Visiting Paraty, Brazil
I wasn’t intending to stop in Paraty, a small town on the Brazilian coast. But it’s one of those places that seems hard to avoid on the backpacker road down the east coast of South America.
It’s conveniently halfway between Rio de Janeiro and Sao Paulo and seems a natural stopover for those travelling between.
For Brazilians, though, it’s a beachside town that’s worth the effort to get to.
It’s an escape for the summer, away from the large cities and crowds of tourists that traditionally flock to them.
Back in the day, Paraty was a port at the end of the gold road. From here, the Portuguese would load onto ships the gold dug from the Brazilian earth and send it back to Portugal.
It was heavily fortified and the remnants of the defences are still obvious.
These days the biggest threats to the people in the town are sunburn and the possibility of falling off a bike.
There’s not a whole lot to do in Paraty so people pass their time on the beach, cycling, kayaking or walking through the historic centre. There are a few ideas here you might find interesting:
It’s one of those holiday destinations that allows people to be as active or inactive as they want.
Kayaking to nearby islands and to isolated beaches was a highlight of my time in Paraty. The serenity of being on the water gives you a chance to enjoy the surroundings and absorb the scenery.
Like much of Brazil’s coastline, it’s impossible to escape the natural beauty. There’s something about the aesthetics of the colours that combine to create an artwork perfect to the eye.
It’s as if the greens of the mountains, the blue of the sky and the gold of the sand have always been in concert and to separate them would be a crime of nature.
(If you really want to splurge with a group of friends, you can do this private speedboat tour of the coast and islands!)
The constructed elements of Paraty also seem to be in perfect balance. The historic part of town is closed to traffic and only pedestrians and horses tread on the rough cobblestones.
The old buildings display their individuality with colours on the windowsills and doorframes; small collections of wooden tables and chairs on the streets mark the restaurants; and narrow empty alleys lead off from the busier main street.

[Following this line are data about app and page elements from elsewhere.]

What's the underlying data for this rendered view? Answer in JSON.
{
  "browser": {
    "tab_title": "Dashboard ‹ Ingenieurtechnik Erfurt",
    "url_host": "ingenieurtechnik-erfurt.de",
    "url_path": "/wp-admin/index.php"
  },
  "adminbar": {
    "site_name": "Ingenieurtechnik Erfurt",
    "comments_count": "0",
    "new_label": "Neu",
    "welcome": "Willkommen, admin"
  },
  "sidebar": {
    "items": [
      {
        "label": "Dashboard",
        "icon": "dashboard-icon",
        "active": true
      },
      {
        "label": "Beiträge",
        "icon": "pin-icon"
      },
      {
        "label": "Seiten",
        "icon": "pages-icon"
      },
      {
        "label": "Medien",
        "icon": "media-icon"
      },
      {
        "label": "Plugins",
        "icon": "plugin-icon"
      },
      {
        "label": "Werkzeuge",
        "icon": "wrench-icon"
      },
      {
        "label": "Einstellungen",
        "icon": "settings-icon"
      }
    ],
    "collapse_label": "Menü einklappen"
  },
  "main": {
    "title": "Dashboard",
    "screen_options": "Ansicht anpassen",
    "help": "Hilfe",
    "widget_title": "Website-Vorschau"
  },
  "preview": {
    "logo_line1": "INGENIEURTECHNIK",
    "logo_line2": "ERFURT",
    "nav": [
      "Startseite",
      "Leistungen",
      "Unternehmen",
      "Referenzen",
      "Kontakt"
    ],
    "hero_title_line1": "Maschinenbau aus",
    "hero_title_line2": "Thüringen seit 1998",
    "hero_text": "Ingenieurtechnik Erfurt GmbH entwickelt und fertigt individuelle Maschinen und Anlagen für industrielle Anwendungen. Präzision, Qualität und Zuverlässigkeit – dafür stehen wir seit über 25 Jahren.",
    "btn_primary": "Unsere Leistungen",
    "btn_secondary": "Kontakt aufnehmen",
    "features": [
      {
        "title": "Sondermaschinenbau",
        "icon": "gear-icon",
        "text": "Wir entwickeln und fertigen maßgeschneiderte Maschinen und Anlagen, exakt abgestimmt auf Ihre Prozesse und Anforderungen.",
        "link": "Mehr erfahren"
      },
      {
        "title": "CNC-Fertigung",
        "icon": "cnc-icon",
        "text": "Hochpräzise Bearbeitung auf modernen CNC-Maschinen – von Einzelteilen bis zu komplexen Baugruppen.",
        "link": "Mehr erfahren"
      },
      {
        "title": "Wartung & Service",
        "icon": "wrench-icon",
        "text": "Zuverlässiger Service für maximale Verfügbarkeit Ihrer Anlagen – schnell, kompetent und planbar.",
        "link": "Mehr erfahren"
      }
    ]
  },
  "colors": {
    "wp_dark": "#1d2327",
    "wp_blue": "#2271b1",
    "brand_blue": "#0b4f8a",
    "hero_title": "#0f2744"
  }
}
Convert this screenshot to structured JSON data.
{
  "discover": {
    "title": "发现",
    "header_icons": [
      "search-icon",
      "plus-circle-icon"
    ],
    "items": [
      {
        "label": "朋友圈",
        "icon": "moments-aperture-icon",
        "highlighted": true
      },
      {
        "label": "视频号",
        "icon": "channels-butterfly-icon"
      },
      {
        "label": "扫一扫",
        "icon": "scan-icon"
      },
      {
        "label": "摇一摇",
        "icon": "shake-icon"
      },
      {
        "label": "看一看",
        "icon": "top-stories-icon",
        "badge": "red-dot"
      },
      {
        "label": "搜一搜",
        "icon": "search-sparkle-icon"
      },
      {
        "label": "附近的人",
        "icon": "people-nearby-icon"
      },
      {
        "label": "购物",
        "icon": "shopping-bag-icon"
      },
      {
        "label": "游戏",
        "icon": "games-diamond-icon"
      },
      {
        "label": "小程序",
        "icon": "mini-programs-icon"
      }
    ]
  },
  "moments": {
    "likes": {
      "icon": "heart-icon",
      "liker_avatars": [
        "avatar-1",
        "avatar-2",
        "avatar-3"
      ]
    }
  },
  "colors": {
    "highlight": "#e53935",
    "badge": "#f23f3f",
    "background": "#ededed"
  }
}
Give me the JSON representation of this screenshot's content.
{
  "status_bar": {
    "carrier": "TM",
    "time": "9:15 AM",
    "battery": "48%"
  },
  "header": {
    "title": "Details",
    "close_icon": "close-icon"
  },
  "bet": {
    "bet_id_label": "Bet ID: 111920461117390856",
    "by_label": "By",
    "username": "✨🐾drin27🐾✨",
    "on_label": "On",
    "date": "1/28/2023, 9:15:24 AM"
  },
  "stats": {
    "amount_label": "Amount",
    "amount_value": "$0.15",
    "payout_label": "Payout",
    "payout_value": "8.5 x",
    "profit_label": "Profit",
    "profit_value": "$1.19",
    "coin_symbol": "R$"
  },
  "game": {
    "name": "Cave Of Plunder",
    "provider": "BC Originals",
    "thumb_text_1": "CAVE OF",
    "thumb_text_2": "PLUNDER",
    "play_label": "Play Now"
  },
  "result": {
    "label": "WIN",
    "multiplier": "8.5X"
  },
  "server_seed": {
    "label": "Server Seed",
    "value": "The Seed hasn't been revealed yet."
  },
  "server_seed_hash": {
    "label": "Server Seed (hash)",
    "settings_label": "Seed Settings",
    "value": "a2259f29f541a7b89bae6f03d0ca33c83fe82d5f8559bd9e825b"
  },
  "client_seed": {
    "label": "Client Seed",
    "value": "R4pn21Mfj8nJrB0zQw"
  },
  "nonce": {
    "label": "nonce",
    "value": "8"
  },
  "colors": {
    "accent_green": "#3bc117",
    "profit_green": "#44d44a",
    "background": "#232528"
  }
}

I think it’s worth doing this guided tour of the old town to learn more about the history.
Cycling from the collection of buildings, through the more modern part of town, and up into the mountains will take you to some stunning waterfalls. You can organise bike rental in advance here.
It could have been a nice place to relax except for the people sliding down a moss-covered rock, risking their lives and the intact state of their bones as they jumped and flipped and eventually crashed into a narrow strip of water at the bottom.
For a small town with not a lot to offer on the surface, there’s a wide variety of ways to pass the time in Paraty. It is a perfect stop along the road.